After a year and a half of this I finally had enough and, to the relief of my friends and family, got rid of him. At the end, my self-worth and self-esteem were in the toilet and it was only due to a long list of successes in my career, the end being a dream job in Europe, that I was able to see myself as the worthwhile and capable person I am. My only regret was that I didn’t leave him sooner.

So, thank you for what you said to GREEN. They DON’T change, they DON’T get better, and they WILL ruin everything that is good in your life.

Recovering In Europe

I wholeheartedly agree with your advice to GREEN, whose boyfriend overreacted whenever she spoke to other men. She should indeed run the other direction as quickly as possible.

I’m a straight gal who married a man very much like GREEN’s boyfriend. In the early stages of our 14-year relationship, he sulked for an entire weekend because his male cousin threw snowballs at me during a ski trip. In the months shortly before our divorce, he got angry because while he and I had a conversation with another man, I looked more at the other man than I did at him. And in between, he was having raging sulks if I talked on the phone with a girlfriend for more than a few minutes, went to bed more than five minutes before or after him, didn’t initiate sex right after arriving in bed, talked to anyone while we were at parties, or didn’t check in with him while I was out with friends (to name just a few specifics). He was emotionally withholding, cold, never complimented me or touched me affectionately, and rarely helped care for our child. He wouldn’t even kiss me during sex.

By the time we broke up, we had a complex, unspoken system of rules that all boiled down to me needing to do what he said, or I’d face several days of the silent treatment from him. I was so isolated and cowed that the silent treatment was terrifying. Our sex life was really creepy and abusive—I didn’t have any choice about having sex, the sex was often painful and never loving, and he dismissed any feedback from me as not being in sync with what other lovers had told him (“No one else complained about that hurting—you’re just so sensitive”). For the last few years we were together, sex generally consisted of him just fucking me while he called me names.

I was exhausted and numb. I thought there was something deeply wrong with me. Everyone else thought we had a great marriage. I was too embarrassed to tell anyone that his pet name for me was “cuntola” and that he would storm out of the room if I came to bed after him. I was only 16 when I first started seeing him, so I also thought maybe this was all normal.

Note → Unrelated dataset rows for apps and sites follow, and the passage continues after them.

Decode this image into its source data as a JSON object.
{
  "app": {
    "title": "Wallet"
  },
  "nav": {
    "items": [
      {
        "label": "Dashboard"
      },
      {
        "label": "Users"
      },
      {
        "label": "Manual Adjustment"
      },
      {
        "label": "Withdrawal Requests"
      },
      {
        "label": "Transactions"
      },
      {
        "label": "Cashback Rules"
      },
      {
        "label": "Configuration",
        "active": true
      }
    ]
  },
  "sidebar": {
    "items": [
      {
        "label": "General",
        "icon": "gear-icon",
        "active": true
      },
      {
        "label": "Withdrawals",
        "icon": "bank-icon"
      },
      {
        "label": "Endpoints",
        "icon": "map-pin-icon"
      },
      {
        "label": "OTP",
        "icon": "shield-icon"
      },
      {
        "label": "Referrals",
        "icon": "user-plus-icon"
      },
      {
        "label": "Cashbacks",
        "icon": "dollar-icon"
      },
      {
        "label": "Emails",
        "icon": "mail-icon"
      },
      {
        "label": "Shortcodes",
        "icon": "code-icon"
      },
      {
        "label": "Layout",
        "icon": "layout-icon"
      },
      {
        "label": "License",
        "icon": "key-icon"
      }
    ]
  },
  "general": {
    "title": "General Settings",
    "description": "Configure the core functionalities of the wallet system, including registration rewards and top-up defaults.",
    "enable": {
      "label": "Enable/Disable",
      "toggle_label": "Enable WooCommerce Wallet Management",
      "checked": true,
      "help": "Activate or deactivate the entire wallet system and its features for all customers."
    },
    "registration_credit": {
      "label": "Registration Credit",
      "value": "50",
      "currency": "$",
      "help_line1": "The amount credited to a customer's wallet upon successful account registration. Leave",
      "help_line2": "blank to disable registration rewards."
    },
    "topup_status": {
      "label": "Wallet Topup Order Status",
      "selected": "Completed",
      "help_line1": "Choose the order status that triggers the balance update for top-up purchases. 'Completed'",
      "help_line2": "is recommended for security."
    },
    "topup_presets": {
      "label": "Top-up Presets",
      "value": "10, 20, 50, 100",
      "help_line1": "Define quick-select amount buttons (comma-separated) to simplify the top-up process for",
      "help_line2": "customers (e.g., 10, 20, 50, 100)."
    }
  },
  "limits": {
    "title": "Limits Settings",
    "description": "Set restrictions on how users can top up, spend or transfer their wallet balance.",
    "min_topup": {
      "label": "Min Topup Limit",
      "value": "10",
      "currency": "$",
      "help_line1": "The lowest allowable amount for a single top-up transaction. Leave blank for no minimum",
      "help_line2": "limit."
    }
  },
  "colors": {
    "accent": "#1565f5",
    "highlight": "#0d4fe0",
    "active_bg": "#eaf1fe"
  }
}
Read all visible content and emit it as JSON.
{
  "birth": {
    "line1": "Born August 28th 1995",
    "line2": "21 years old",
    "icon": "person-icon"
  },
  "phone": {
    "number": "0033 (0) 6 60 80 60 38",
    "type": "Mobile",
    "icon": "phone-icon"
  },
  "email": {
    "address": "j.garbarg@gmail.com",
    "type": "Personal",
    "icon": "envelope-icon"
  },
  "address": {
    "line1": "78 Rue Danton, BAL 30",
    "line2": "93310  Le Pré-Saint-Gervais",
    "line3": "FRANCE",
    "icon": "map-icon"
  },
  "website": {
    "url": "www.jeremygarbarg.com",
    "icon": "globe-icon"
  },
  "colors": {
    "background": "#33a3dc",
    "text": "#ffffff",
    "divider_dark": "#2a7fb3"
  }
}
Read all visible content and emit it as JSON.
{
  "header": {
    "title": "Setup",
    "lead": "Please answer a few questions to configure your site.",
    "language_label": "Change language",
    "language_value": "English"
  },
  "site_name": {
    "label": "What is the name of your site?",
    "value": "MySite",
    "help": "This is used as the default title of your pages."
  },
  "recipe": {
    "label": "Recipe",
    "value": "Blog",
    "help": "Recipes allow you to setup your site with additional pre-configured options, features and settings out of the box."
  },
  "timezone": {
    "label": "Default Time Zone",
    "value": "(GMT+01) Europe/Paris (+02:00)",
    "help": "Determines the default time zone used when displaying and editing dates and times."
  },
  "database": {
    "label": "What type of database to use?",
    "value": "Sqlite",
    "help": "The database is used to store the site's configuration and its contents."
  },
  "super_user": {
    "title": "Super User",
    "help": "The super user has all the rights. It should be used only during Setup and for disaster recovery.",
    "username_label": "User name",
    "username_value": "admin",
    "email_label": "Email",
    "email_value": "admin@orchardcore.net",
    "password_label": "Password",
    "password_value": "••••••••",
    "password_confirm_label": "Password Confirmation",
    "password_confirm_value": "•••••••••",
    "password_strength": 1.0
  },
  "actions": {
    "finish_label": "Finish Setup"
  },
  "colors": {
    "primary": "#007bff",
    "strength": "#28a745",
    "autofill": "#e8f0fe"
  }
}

And he was 12 years older than me, so I tended not to question him—surely he was right, as he was more experienced than me. Really he was just a hugely insecure and not very intelligent asshole who had found the perfect victim.

When I left him he assaulted me, of course. I was only 30 years old, the mother of a small child, and completely messed up. Interacting with men was stressful (was I doing the wrong thing? would I get in trouble?), I was having flashbacks, and I was nearly friendless. Ten years and lots of counseling later, I’m in a loving marriage with a man who is fun and kinky and tender in bed, who tells me he loves me and that I’m beautiful every day, who encourages me to have friends, and who never tries to shame or force me into having sex or otherwise behaving the way he wants me to. Consequently, we have a healthy, explorative, fun, and bountiful sex life—and married life. I don’t think the scars of my first marriage will ever be completely gone (my last flashback was only about two years ago), but I’m grateful I got out of there in one piece. I’m not numb anymore; I can experience deep joy, and often do.

Sorry Dan, this was long, but I’ve always hoped I could help someone else avoid the mess I got into. I hope if you choose to use any of this letter, that someone recognizes their own situation and (very carefully) gets out of it.

Glad I Got Out